I don’t think I am the one to write it, but I will give suggestions to whomever is brave enough to assume this task.


First, language. There is a specific dialect of English spoken here, known as “Pidgin.”  And yes, you will hear it spoken, but only if you listen carefully. Pidgin, or “local talk” is also, a loaded political subject, since the colonialist Americans tried to eradicate it. You can find it on YouTube.  Because of the musical inflection of pidgin, it is not possible for a person from the mainland to fake it and pretend they are local; but if you are here you need to learn  how to enjoy it. I also highly recommend the book “Pidgin to Da Max” as a hysterically funny guide to the subject. There are examples on YouTube.

I suppose that Rule Number One rule for any person from Da Mainland would be, never assume that a person speaking pidgin lacks intelligence. ( a terrific link!)  Think of pidgin as a whole different language which just happens to contain elements of English. In fact, college students often are able to slip in and out between the King’s English and Pidgin just as if they were two different languages.  The decision to use one or the other is very sophisticated, situationally driven, and a conscious one. Because of historical active discrimination against pidgin-speakers, if a bilingual Pidgin/English speaker thinks you are condescending toward them because of it, you will find your job here much more difficult. Trust me.

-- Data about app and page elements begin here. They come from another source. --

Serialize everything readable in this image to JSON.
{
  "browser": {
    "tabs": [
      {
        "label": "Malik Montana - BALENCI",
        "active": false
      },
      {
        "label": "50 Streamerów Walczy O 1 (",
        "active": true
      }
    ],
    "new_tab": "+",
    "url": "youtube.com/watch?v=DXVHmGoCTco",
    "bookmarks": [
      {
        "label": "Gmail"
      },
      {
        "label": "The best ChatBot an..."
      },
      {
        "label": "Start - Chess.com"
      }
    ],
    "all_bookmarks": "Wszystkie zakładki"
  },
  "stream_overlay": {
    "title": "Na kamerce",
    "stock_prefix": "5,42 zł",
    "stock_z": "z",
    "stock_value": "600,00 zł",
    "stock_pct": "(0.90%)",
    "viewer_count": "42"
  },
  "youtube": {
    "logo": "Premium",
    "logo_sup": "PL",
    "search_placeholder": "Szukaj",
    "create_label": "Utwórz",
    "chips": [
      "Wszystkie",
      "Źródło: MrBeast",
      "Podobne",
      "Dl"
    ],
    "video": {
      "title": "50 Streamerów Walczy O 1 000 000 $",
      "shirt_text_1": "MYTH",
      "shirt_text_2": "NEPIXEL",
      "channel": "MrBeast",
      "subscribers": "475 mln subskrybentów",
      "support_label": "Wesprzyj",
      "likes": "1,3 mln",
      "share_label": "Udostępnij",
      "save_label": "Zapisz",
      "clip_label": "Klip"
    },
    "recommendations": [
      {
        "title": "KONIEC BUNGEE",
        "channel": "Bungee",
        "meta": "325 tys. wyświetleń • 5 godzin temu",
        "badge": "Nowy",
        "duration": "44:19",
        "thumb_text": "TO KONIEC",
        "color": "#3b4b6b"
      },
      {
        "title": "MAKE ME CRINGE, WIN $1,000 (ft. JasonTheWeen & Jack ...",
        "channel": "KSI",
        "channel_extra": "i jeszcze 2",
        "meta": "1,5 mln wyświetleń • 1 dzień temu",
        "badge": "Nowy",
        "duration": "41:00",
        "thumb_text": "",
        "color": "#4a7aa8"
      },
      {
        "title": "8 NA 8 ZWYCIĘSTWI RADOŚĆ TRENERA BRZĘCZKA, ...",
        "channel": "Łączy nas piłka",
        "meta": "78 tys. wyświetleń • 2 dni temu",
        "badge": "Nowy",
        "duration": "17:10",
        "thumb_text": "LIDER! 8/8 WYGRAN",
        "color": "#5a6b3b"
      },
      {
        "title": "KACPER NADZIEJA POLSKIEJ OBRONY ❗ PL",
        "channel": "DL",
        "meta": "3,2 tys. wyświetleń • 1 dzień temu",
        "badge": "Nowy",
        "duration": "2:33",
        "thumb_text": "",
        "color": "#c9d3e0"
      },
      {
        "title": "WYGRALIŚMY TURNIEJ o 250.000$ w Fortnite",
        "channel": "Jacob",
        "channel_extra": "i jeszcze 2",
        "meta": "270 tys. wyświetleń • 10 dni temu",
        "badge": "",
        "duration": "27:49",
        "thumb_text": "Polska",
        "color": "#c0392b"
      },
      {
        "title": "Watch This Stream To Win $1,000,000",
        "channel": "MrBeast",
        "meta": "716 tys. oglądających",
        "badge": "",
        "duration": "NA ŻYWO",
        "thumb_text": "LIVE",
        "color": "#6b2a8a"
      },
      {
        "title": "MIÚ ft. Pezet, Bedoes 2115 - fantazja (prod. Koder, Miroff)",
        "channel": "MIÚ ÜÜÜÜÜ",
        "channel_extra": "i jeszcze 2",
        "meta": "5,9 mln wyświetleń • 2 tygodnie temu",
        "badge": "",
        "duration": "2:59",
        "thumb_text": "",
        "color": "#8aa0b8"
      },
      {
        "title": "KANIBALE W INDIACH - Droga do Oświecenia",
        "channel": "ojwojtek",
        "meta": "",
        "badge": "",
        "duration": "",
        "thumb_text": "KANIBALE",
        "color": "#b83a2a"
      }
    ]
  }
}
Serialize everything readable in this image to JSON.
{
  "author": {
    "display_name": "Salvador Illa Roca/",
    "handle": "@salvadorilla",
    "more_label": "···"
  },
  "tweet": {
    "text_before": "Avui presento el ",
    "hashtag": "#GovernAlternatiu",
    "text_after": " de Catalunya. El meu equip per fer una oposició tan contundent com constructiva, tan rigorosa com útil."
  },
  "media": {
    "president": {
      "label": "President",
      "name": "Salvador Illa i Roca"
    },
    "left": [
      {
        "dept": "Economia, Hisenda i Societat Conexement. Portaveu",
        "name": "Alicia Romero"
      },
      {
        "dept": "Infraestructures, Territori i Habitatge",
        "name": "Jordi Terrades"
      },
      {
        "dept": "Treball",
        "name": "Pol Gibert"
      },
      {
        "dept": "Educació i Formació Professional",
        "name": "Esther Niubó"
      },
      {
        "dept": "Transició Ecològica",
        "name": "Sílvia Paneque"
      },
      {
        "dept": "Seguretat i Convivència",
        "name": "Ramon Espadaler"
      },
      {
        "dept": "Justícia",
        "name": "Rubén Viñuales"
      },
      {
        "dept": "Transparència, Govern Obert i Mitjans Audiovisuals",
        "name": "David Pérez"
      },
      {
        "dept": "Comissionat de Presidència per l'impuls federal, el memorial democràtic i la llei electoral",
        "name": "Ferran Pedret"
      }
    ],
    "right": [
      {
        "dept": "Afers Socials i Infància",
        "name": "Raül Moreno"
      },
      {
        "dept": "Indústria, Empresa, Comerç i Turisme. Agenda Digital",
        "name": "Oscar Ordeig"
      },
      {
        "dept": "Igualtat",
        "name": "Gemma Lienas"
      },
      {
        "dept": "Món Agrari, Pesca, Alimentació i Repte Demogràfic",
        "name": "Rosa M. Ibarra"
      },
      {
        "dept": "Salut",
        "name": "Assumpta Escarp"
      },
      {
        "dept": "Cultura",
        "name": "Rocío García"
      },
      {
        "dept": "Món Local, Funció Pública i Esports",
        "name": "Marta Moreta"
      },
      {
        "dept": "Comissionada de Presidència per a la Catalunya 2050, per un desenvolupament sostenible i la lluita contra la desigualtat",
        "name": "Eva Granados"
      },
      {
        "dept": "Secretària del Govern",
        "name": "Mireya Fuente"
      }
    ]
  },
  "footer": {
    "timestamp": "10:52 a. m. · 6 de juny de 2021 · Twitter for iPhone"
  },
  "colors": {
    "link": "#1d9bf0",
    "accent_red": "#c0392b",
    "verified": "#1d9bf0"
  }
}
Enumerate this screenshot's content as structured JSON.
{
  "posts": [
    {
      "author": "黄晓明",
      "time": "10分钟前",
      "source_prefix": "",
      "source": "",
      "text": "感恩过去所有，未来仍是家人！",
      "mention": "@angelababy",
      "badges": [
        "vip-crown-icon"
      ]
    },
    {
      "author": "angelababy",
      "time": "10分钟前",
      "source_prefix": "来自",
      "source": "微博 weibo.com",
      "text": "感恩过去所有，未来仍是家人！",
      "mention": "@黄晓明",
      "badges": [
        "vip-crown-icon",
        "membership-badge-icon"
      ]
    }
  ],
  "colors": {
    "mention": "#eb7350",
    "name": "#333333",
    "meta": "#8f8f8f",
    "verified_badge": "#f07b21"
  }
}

A student of mine who was Asian, had studied on the mainland ( Nebraska!) for a year, and she said that one of the reasons that she came home was, she was tired of the fact that the Nebraska-based students assumed she didn’t speak English well. She said that prior to that experience, she never considered whether Asian-Americans could be the subject of racism. It had simply never occurred to her.

The former Saint Francis Hospital had a rule about language: The official language of the hospital was English, and employees were forbidden to speak any other language in the daily conduct of their work. Think about that one. The patient population was multicultural in a dazzling way, though, and if the patient initiated the conversation, it was okay. The staff there was capable of greeting them in the same multitude of languages. Actually, it was something I loved about working there.

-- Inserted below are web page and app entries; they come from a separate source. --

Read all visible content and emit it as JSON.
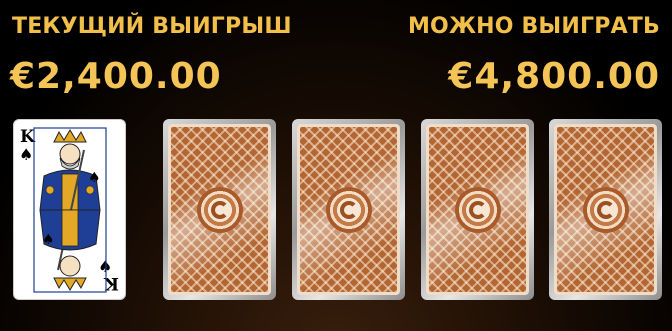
{
  "current_win": {
    "label": "ТЕКУЩИЙ ВЫИГРЫШ",
    "amount": "€2,400.00"
  },
  "potential_win": {
    "label": "МОЖНО ВЫИГРАТЬ",
    "amount": "€4,800.00"
  },
  "cards": [
    {
      "state": "face-up",
      "rank": "K",
      "suit": "♠",
      "color": "#000000"
    },
    {
      "state": "face-down"
    },
    {
      "state": "face-down"
    },
    {
      "state": "face-down"
    },
    {
      "state": "face-down"
    }
  ],
  "colors": {
    "accent_gold": "#f2c04a",
    "card_back": "#b26633"
  }
}
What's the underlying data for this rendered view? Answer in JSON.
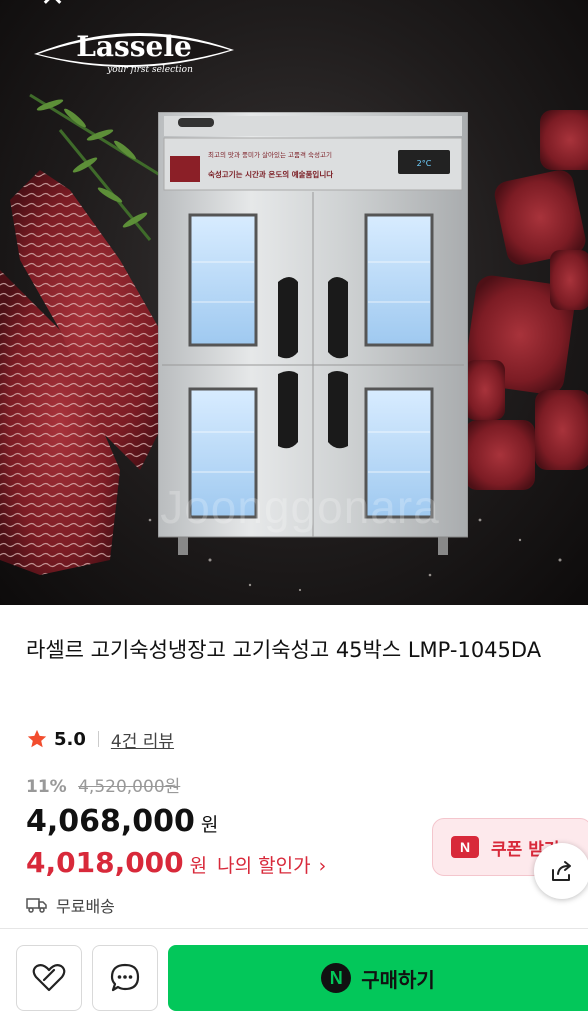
{
  "hero": {
    "brand_name": "Lassele",
    "brand_tagline": "your first selection",
    "watermark": "Joonggonara",
    "panel_text_1": "최고의 맛과 풍미가 살아있는 고품격 숙성고기",
    "panel_text_2": "숙성고기는 시간과 온도의 예술품입니다",
    "display_readout": "2°C"
  },
  "product": {
    "title": "라셀르 고기숙성냉장고 고기숙성고 45박스 LMP-1045DA",
    "rating": "5.0",
    "review_link": "4건 리뷰",
    "discount_percent": "11%",
    "original_price": "4,520,000원",
    "price": "4,068,000",
    "price_unit": "원",
    "my_price": "4,018,000",
    "my_price_unit": "원",
    "my_price_label": "나의 할인가",
    "my_price_chevron": "›",
    "shipping": "무료배송"
  },
  "coupon": {
    "badge": "N",
    "label": "쿠폰 받기"
  },
  "bottom": {
    "buy_label": "구매하기",
    "buy_badge": "N"
  },
  "colors": {
    "accent_red": "#d8293a",
    "buy_green": "#03c75a",
    "star": "#f24d2e"
  },
  "icons": [
    "close-icon",
    "star-icon",
    "coupon-n-icon",
    "share-icon",
    "truck-icon",
    "heart-icon",
    "chat-icon",
    "naver-n-icon"
  ]
}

Rule Two

Which leads to rule number two: learn about the culture of your coworkers, just as much as you learn about the culture of the patients. After all,they are probably one and the same. We had a new faculty person from New Orleans, Louisiana – a fascinating and wonderful American culture all of its own. One day at class break, I asked for volunteers to teach her how to fold a paper crane…. and ten students happily shared time to talk with her about origami and what it meant for them. Wicked cool.

Rule Three?

rule three is – “chill.” as in learn to chill.  (read every definition!) Be advised, this is also the most “Asian” City in the USA. Certainly the most polite of any city I have been in, and I have lived in a few. The most respectful and mellow. If you drive like you are in Boston or New York City, you will have a problem on the roads here. Here you will learn patience and how to enjoy a gentle sense of humor.

Food – sometimes only Zippy’s will do!

Next is food. there is a distinct Hawaiian cuisine, known as the plate lunch. You can get rice for Breakfast at McDonald’s.

I would be remiss if I omitted some of the great comic talents of Hawaii that are able to examine and poke fun at their own culture. Then of course, so much of cultural knowledge consists of little tidbits; discrete factoids that we would call “Pearls of Wisdom”

The North Shore is Going Off!

There is a distinct surf culture in Hawaii.  Subject of a whole nother blog.

Please share widely and feel free to comment.


Filed under Honolulu, nursing education, nursing faculty jobs in Hawaii, Nursing in Hawaii